Methods: With the use of a cross-sectional design, 161 ICD recipients from 1 device clinic were mailed self-administered questionnaires, including the Dependency on Technology Scale, Brief Illness Perception Questionnaire, Florida Shock Anxiety Scale, Florida Patient Acceptance Survey, and Short Form-12 (SF-12). Hierarchical multiple regressions and analyses of variance were performed.


Results: The final sample size was 101 participants.
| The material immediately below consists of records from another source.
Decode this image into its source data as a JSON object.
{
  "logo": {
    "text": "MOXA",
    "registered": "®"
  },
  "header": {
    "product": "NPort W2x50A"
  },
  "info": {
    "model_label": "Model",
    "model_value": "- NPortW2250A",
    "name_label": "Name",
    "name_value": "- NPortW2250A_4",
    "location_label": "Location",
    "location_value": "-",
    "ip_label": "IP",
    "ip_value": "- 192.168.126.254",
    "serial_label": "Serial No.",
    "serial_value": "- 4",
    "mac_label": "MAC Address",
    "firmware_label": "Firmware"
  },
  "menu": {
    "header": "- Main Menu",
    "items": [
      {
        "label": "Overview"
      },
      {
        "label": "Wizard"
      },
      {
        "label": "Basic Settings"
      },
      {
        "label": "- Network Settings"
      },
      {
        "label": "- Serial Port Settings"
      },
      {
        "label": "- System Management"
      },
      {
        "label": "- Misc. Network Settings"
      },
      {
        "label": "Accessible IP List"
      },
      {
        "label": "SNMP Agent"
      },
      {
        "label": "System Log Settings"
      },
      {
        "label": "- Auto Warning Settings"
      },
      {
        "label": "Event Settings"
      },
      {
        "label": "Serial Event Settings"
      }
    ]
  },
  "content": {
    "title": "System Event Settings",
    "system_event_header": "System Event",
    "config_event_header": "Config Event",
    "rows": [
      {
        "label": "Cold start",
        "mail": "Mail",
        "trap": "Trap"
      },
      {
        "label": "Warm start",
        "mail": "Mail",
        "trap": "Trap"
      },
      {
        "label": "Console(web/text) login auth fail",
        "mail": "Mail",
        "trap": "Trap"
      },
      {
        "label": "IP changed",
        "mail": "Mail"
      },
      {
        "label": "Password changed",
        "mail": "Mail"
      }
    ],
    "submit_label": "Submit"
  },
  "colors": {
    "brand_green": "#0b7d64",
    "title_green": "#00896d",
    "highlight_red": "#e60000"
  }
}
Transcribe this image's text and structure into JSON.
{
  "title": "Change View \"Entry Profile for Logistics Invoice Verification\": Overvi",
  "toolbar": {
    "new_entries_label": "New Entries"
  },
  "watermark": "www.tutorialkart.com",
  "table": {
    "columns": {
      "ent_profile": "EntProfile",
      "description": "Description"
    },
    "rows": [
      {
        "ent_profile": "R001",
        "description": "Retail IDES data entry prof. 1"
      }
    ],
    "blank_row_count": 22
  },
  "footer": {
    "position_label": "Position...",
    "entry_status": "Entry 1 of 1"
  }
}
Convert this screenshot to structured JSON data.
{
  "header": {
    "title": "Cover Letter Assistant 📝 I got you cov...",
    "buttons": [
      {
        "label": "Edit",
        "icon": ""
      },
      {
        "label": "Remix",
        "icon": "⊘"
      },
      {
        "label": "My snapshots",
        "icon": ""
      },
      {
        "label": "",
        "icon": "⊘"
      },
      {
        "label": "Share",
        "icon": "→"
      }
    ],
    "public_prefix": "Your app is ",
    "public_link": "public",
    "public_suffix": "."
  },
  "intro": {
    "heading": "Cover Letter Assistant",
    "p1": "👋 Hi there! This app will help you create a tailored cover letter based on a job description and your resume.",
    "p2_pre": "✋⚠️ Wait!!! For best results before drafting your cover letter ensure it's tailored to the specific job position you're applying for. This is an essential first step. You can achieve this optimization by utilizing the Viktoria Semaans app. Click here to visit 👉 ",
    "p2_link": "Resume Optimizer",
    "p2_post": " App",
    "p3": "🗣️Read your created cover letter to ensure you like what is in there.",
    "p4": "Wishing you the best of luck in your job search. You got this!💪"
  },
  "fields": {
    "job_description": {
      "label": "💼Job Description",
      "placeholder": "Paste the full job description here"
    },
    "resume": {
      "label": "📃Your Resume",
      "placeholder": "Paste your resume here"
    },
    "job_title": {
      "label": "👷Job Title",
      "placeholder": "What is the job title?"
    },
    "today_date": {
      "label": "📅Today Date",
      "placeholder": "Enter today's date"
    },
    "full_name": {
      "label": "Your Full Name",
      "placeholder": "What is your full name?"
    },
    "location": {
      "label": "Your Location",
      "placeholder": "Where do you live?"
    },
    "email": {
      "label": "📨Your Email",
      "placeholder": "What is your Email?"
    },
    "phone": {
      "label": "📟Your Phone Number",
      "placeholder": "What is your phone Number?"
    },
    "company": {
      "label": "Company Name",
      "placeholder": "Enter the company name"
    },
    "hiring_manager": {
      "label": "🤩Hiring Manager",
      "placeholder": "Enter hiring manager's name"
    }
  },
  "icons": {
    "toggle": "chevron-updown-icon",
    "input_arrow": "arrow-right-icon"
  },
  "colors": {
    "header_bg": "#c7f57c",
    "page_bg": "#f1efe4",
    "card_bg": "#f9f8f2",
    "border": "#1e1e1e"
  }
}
Mean (SD) age was 68 (13) years; 72% of the participants were men, 99% were white, and 30% reported receiving a shock(s). A total of 80% reported positive attitudes toward technology dependency; 14%, neutral; and 6%, negative (Dependency on Technology Scale). Illness perceptions were positive (Brief Illness Perception Questionnaire; mean[SD], 34.5 [12.6]), shock anxiety was elevated (Florida Shock Anxiety Scale; mean [SD], 16.5 [6.7]), and device acceptance was good (Florida Patient Acceptance Survey; mean [SD], 74.9 [17.0]). Physical health QOL was low (SF-12; mean [SD], 38.6 [11.3]) and mental health QOL was moderate (SF-12; mean [SD], 50.6 [10.0]). Attitudes toward technology dependency significantly accounted for the variance seen in device acceptance and mental health QOL beyond age, gender, number of shocks, illness perceptions, and shock anxiety by 5.7% (P = .001) and 3.3% (P = .04), respectively. Significant differences were seen in device acceptance between those with negative and neutral attitudes (P = .001) and those with negative and positive attitudes (P < .001) and in shock anxiety and mental health QOL between those with negative and those with positive attitudes (P < .001).


Conclusions: Attitudes toward technology dependency is significantly associated with psychological outcomes and may explain the psychological distress in some ICD recipients. Degree of positivity toward technology dependency influences these outcomes. Research evaluating attitudes toward technology dependency and testing of interventions focusing on these attitudes is warranted.